Sugar is one of the most controversial ingredients in sports nutrition products. The mass over-consumption of sugar in the U.S. and its contribution to the obesity epidemic has demonized sugar as the worst thing a human being can put in their body. Period.
Nutrition brands that are designed to fuel you during exercise now use “No Sugar/Low Sugar” as an attraction to their product, but the reality is that their product(s) do contain sugar. A known sports nutrition brand claims to contain no sugar at all. But upon closer inspection it is revealed that its first ingredient is fruit juice, which is nearly all fructose – a form of sugar.
Another company builds their product choice on “Cut the Sugar” even though their primary carbohydrate is maltodextrin. Interestingly, the FDA does not require maltodextrin to be labeled as a “sugar” even though that’s precisely what it is. Maltodextrin consists of D-glucose units (dextrose) connected in chains of variable length typically from three to seventeen glucose units long. So don’t be deceived by the nutrition label. While maltodextrin consists of glucose chains, only chains that have two or fewer glucose molecules are labeled as sugar on the nutrition facts panel.
Sugar = Fuel
If we look past the knee-jerk sugar condemnation, the truth is that sugar (in the form of glucose) is what fuels our muscles, brain and organs. Without it we wouldn’t last long and we certainly couldn’t engage in any endurance sports.
Our muscles and liver are like energy banks with about one day’s worth of glycogen (CHO) stored in them. During exercise, the glycogen is converted into glucose that muscle cell mitochondria use to produce energy in the form of adenosine triphosphate (ATP). Muscle can usually store enough glycogen for about 60-90 minutes of high intensity exercise after which time these stores need to be replenished by consuming carbohydrates (sugar). Carbohydrates improve athletic performance by delaying muscle fatigue and allowing an athlete to compete at higher levels for longer.
As exercise increases, muscle glycogen becomes used up, which causes a higher need for carbohydrates. Many athletes, however, follow low carb high fat (LCHF) diets in an effort to shift fuel consumption to fats instead of carbs. The reality is, though, that we need BOTH for a successful fueling strategy. Our body uses the sugar for periods of high intensity, and uses the fat for times of low intensity. Your body uses a combination of what you are taking in, your glycogen stores and your fat stores, to fuel itself. THAT’s the balancing act.
Low Sugar Means Trouble
When there is glycogen depletion, muscles increase the utilization of protein and amino acids to produce glucose. Since protein and amino acids are the building blocks of muscle, they essentially feed on themselves for energy purposes. This can lead to muscle damage and can interfere with glycogen storage and synthesis. This is the opposite of what an athlete wants.
The fact is that athletes often have difficulty ingesting enough fast-acting carbs to drive them to the finish line – particularly in high intensity and/or endurance events. During a triathlon, for example, competitors may burn up to 800 calories per hour, but most can only absorb 200-300 at best.

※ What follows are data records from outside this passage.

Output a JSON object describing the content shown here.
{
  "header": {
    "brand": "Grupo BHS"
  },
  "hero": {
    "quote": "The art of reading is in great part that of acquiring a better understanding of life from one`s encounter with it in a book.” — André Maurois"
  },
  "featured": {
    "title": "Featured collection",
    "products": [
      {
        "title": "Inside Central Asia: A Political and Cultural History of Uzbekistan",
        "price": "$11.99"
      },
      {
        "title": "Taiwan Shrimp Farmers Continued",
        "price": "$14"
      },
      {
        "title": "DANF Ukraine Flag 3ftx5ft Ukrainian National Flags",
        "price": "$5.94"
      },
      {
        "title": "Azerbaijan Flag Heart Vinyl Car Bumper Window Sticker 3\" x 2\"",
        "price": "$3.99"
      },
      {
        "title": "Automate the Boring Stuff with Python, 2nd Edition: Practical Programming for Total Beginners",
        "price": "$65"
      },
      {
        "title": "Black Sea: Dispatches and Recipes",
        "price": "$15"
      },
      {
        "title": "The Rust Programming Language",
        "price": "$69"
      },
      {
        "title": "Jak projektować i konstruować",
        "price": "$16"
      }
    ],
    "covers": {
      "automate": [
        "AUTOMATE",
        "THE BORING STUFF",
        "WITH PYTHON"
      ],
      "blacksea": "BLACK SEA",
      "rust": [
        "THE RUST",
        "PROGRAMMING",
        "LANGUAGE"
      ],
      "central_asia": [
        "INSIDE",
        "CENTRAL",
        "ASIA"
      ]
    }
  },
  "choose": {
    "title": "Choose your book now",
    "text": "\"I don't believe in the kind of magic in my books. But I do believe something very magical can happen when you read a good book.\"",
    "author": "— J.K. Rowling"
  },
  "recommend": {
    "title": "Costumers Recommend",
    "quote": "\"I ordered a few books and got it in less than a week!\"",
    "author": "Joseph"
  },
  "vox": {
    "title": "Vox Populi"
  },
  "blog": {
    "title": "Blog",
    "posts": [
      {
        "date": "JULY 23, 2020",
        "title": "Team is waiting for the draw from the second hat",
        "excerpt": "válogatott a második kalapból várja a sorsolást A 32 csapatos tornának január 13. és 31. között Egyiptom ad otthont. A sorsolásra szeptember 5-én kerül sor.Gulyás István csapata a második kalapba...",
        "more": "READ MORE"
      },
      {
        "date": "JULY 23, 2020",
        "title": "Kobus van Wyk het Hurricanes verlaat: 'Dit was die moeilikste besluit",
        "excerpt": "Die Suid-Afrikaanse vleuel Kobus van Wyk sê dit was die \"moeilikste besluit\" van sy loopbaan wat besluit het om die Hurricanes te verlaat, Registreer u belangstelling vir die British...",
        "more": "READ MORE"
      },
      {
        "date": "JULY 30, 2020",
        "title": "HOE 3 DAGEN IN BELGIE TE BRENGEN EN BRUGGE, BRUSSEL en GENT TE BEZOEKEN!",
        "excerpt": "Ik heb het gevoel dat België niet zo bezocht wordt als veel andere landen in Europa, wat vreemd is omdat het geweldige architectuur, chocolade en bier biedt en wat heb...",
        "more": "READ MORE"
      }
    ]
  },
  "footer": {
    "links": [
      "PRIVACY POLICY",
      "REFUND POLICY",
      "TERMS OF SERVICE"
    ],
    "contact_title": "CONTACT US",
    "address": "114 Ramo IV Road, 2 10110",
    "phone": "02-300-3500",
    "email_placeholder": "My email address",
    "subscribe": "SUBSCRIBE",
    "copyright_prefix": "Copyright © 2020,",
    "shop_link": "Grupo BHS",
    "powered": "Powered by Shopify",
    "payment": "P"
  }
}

So the trick is to maximize your caloric consumption in the most efficient way possible without overloading your gut with more calories than it can process.
The Sugar Balancing Act
That is where Tailwind comes in. The carbs in our endurance fuel are simple sugars, like glucose, which need little to no digestion and which go directly to energize your muscles. This allows athletes to power up with minimal impact to the gut.
Is sugar necessary for endurance athletes? Absolutely! But the key is the type and quantity of sugar you ingest during exercise. Tailwind has nailed this carb balancing act with just enough fast-absorbing and fast-acting sugars to keep you moving – and stave off the depletion of your glycogen stores — without any lingering sweet aftertaste or residual carbs to mess with your gut.